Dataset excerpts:
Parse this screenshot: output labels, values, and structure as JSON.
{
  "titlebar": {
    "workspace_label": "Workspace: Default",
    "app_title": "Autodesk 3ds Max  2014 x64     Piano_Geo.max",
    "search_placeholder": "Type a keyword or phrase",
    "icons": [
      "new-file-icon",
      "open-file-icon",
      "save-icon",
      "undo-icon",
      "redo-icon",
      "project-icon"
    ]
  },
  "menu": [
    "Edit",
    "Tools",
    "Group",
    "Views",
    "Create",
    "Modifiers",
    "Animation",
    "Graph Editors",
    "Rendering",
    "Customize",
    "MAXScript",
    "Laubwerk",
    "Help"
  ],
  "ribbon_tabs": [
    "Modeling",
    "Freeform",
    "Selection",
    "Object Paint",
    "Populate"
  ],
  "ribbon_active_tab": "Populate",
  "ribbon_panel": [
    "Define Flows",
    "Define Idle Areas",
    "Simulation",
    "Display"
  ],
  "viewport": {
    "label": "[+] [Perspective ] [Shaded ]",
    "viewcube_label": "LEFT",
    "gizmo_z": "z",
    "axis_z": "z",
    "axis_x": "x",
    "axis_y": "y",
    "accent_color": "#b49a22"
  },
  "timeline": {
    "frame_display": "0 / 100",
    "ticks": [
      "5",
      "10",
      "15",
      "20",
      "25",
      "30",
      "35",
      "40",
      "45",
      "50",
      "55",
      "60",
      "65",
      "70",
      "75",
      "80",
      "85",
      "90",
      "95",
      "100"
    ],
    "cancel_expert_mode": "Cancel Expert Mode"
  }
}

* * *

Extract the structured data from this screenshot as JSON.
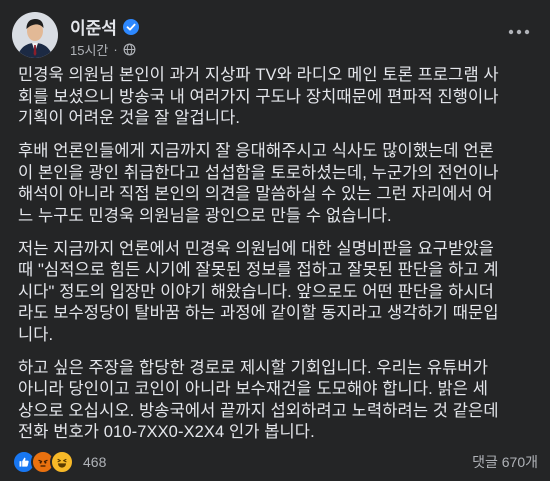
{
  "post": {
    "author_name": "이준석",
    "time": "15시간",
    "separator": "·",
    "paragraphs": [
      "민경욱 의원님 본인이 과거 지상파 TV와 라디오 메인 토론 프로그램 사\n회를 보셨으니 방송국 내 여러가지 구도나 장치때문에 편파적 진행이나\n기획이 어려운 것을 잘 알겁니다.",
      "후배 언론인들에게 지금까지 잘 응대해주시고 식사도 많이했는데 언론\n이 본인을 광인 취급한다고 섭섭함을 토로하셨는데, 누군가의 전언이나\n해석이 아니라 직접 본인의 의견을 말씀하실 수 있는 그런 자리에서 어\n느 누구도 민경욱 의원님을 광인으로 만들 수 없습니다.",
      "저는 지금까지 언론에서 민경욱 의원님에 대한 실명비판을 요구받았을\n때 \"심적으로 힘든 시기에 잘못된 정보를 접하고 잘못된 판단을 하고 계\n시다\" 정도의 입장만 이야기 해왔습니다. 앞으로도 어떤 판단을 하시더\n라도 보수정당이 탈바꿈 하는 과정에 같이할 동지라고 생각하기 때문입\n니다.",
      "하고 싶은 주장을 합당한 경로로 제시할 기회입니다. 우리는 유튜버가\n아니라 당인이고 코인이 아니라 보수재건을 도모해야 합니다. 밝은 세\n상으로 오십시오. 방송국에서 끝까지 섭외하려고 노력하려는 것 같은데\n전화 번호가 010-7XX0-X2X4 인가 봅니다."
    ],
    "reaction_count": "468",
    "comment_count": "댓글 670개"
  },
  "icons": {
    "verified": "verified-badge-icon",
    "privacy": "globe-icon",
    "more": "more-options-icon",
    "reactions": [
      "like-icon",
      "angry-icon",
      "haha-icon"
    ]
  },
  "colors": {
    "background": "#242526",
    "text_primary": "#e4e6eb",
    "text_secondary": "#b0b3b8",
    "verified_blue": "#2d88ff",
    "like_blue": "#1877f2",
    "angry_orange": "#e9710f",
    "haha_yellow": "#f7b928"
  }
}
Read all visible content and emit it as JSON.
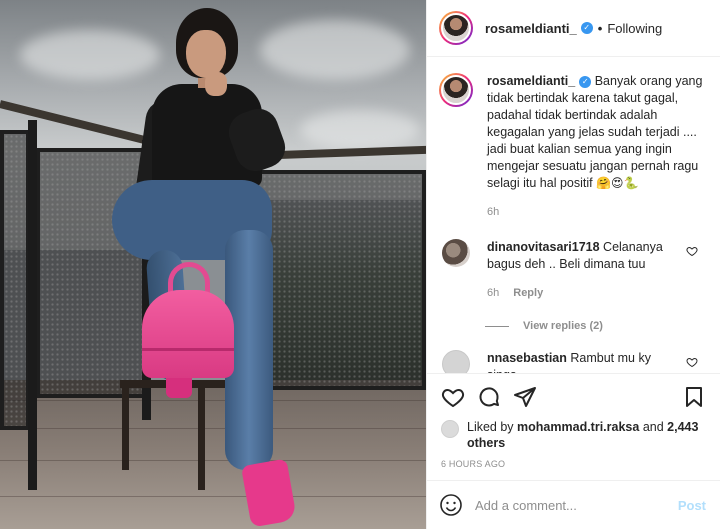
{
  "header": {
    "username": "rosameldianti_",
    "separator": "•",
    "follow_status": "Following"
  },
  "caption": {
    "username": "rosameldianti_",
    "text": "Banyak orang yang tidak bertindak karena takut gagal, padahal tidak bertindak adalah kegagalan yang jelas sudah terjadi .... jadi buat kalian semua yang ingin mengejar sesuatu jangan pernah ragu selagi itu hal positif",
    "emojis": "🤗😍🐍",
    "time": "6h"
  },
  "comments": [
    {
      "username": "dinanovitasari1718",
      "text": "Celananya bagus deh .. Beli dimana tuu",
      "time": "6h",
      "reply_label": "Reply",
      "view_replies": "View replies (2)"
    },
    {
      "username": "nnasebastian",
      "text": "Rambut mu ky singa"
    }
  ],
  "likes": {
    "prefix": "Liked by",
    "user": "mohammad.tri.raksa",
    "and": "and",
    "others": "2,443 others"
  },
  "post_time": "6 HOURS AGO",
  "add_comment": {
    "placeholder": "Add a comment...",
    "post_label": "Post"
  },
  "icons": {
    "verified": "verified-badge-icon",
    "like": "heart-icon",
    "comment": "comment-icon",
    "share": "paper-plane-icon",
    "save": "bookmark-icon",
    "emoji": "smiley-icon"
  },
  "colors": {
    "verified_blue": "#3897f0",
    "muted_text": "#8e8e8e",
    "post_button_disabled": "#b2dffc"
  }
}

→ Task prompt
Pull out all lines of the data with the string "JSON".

→ Answer to this task
Parse this screenshot: output labels, values, and structure as JSON.
Extract the structured data from this screenshot as JSON.
Read all visible content and emit it as JSON.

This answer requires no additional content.